Obtaining a Green Card as a Physician: National Interest Waiver Explained
Are you a physician seeking to make the United States your permanent home? The National Interest Waiver (NIW) may be your ticket to obtaining a green card. In this comprehensive guide, we will explore the NIW program and how it can help you achieve your dream of practicing medicine in the U.S.
What is required from a prospective employee for the H-1B lottery registration?
What is required from a prospective employee for the H-1B lottery registration?
The H-1B visa program is a highly sought-after pathway for foreign professionals to work in the United States. However, the H-1B lottery registration process can be competitive, with a limited number of visas available each year. To improve your chances of success, it's crucial to understand the essential requirements expected from prospective employees. In this blog post, we will break down the key prerequisites for H-1B lottery registration, helping you navigate the process with confidence and increase your chances of securing an H-1B visa.
Navigating the H1B Registration Process: A Must-Know Guide for Employers
Navigating the H1B Registration Process: A Must-Know Guide for Employers
The H1B visa remains a top choice for U.S. employers seeking skilled international talent. With the registration window for 2024 approaching, it's time for employers to gear up and grasp the intricacies of the H1B registration process. From the $10 registration fee to the collection of essential employer information, we've outlined the key steps you need to follow. Understand the importance of accuracy, legitimacy, and adherence to USCIS guidelines.
Understanding the H-1B Licensing Requirement for Physicians
Understanding the H-1B Licensing Requirement for Physicians
The H-1B visa program is a valuable opportunity for foreign professionals to work in the United States. However, for physicians, there is a unique licensing requirement that must be met to practice medicine legally in the country. In this blog post, we'll delve into the details of the H-1B licensing requirement for physicians, discussing the process, implications, and important considerations for foreign medical professionals aspiring to work in the U.S.
Understanding the Removal of the Employer-Employee Relationship Requirement for H-1B Visas
Understanding the Removal of the Employer-Employee Relationship Requirement for H-1B Visas
The Department of Homeland Security (DHS) has proposed a significant change to the H–1B visa program by planning to eliminate the employer-employee relationship requirement from its definition of a U.S. employer. This move aligns with the USCIS's current policy and aims to reduce administrative barriers, offering a clearer, more accessible path for H–1B petitioners, especially those that are beneficiary-owned.
Ensuring Bona Fide Job Offers for Specialty Occupation Positions: Navigating the New Provisions of 8 CFR 214.2
Ensuring Bona Fide Job Offers for Specialty Occupation Positions: Navigating the New Provisions of 8 CFR 214.2

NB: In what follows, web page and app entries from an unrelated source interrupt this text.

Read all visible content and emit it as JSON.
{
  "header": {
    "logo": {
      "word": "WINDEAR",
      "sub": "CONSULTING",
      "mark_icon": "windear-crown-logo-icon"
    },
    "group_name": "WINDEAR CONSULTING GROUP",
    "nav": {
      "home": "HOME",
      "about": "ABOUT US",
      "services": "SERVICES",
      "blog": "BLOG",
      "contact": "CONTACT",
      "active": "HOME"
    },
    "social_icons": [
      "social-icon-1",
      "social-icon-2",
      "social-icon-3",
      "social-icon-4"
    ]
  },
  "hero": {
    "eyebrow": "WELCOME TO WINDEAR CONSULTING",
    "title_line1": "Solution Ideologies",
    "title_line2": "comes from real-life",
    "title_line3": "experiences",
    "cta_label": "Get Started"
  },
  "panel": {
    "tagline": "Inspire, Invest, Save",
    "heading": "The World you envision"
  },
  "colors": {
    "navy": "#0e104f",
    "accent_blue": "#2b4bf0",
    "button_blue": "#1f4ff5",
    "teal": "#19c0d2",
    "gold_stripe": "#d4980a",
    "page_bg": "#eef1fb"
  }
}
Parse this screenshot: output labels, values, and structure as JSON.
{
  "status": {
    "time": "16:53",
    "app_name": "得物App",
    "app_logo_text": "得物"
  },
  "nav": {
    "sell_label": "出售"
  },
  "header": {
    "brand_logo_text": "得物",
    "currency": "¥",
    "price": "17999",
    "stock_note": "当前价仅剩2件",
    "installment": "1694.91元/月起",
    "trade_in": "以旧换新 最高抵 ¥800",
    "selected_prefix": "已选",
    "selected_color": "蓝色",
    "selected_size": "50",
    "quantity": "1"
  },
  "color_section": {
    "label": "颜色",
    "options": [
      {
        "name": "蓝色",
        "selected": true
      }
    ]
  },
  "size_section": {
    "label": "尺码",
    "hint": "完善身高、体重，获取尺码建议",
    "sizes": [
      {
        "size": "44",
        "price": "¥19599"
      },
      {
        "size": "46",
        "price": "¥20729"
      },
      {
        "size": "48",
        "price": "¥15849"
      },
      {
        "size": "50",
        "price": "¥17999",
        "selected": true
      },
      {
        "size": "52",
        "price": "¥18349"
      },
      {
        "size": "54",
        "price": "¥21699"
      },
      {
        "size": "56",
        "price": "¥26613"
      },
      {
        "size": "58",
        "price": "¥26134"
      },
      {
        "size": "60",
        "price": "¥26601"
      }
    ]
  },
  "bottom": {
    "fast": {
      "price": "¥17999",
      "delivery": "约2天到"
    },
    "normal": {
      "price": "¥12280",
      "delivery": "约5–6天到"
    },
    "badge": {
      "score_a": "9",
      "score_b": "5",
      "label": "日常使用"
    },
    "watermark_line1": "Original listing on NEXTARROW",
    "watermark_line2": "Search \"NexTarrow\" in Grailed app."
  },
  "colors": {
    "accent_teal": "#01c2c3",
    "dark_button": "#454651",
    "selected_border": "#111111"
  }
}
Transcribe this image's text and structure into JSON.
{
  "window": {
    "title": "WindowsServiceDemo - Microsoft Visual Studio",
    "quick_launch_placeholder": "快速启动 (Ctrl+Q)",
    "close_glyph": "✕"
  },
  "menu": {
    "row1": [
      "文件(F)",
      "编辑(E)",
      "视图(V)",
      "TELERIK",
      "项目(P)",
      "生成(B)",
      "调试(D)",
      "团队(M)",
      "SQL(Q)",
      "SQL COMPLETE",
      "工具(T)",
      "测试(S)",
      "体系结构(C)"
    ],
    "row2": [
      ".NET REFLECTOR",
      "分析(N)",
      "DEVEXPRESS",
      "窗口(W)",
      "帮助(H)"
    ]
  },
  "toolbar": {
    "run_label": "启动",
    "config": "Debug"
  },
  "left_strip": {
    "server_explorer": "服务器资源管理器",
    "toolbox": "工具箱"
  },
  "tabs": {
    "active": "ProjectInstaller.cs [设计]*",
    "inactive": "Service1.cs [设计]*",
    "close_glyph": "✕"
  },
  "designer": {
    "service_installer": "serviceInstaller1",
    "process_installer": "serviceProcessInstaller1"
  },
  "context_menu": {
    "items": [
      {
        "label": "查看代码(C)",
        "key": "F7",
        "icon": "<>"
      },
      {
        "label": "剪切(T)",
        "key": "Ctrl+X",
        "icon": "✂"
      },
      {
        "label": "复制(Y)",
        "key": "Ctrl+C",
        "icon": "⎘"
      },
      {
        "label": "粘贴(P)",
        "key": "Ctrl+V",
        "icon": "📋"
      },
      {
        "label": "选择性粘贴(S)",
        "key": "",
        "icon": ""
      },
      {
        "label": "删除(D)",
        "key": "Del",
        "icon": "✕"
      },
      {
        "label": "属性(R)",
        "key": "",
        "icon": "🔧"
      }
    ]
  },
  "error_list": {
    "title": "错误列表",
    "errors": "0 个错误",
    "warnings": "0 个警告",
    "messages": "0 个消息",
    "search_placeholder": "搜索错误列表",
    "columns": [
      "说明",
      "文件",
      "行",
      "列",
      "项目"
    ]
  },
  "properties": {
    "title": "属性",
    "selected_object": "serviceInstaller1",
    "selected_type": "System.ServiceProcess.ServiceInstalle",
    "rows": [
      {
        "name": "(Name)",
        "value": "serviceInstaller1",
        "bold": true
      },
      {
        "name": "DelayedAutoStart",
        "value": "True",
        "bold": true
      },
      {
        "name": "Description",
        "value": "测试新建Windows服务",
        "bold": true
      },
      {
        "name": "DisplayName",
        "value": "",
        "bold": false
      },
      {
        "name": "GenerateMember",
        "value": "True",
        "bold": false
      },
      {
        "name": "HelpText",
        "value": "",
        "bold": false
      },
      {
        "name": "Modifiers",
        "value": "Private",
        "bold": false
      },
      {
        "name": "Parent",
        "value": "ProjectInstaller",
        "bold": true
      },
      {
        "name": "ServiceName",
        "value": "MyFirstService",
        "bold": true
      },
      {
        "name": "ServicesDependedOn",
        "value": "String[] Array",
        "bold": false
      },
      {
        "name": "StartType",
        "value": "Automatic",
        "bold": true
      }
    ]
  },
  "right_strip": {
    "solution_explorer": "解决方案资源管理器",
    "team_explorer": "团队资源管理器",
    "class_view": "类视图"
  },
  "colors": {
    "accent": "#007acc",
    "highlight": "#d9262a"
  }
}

Explore the latest provisions under proposed 8 CFR 214.2 aimed at reinforcing the criteria for bona fide job offers in specialty occupations, including contract requirements, non-speculative employment, and LCA correspondence with the H–1B petition.
Empowering Entrepreneurship: DHS Proposes New H-1B Rules for Beneficiary-Owned Businesses
Empowering Entrepreneurship: DHS Proposes New H-1B Rules for Beneficiary-Owned Businesses
The Department of Homeland Security (DHS) is introducing a proposal to codify eligibility for H–1B visas for entrepreneurs and startup founders, marking a significant shift in U.S. immigration policy to support the growth of beneficiary-owned businesses. This move could pave the way for increased innovation and job creation across the country.
Revolutionizing the H–1B Visa: A New Era for Specialty Occupations
Revolutionizing the H–1B Visa: A New Era for Specialty Occupations
The Department of Homeland Security (DHS) proposes pivotal changes to the H–1B visa program, focusing on redefining "specialty occupations" and broadening eligibility criteria. This blog delves into how these updates could revolutionize the hiring of skilled foreign workers, aligning with modern workforce demands and fostering a more inclusive, skills-based hiring culture.